John Dela Cruz is an internet marketer and the author of ManilaTrade - Home of Philippine products, business and trading. He is also a fish farm business owner and an exporter.

Comments

  1. Pidrus says:

    Good Day,
    We like to put up aquaponic farming ( Vegetable & Tilapia & Sugpo )
    Only for the lokal market in our province.
    Vegetable from the north estimate 800-1000kilometer
    In folie. Defekt na. And over price by the palenke.

    Fish go in the night direkt to Manila.
    No fish to buy estimate for 4-5 months only fisherman familie use 5-10 maybe.
    When the fisherman go outside for fishing.

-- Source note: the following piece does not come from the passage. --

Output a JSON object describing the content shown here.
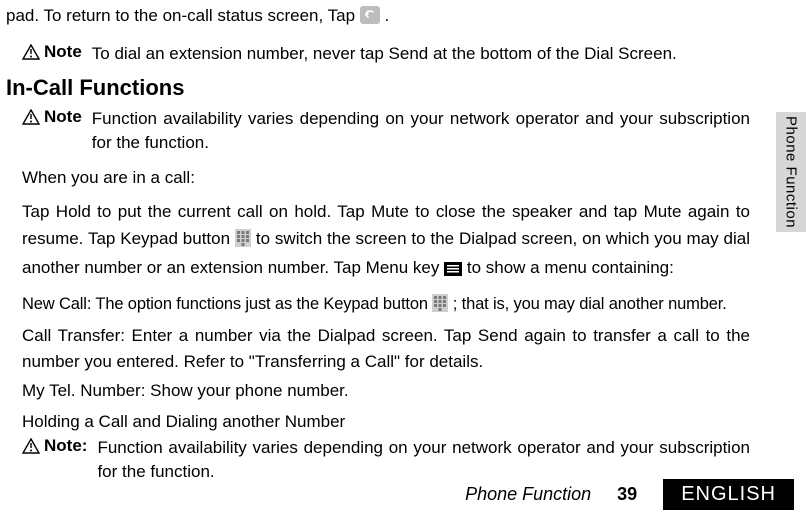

Sam day wala fish.
    Ok Thanks for your Time, sorry for my bad english
    Pidrus

    1. John Dela Cruz says:

      Sounds good sir I haven’t seen an aquaphonic farm in Mindoro. Send me pictures if you’ve started your business!

  2. Deborah says:

    Quite so, quite, so, Vivie! A good diner began with a sharp knife up a prawn’s arse!Still love prawns, thuogh I love just about every morsel spawned in water, sweet or salty.In a big political party I held many years ago, in the back yard of our old house, a Greek member of my branch prepared some raw sardines. Just the right amount of salt, olive oil and vinegar. I don’t think he added anything else. He had prepared some 10 kilos or so of them. We also had a goat and a lamb on the spit as well as a piglet and tons of other things, like prawns, oysters, souvlakis, mousaka and suchlike. The sardines were the first to disappear. Amazingly morish and delish! Al Grassby (to drop but one name) was most taken by them!I’ve long since lost his number. He was in his sixties back then so he’s probably now sitting with his maker -Poseidon I’d suggest- playing backgammon.

    1. John Dela Cruz says:

      Sounds like you had a blast at your event! Buttered prawns are delicious too it’s one of my favorite dishes.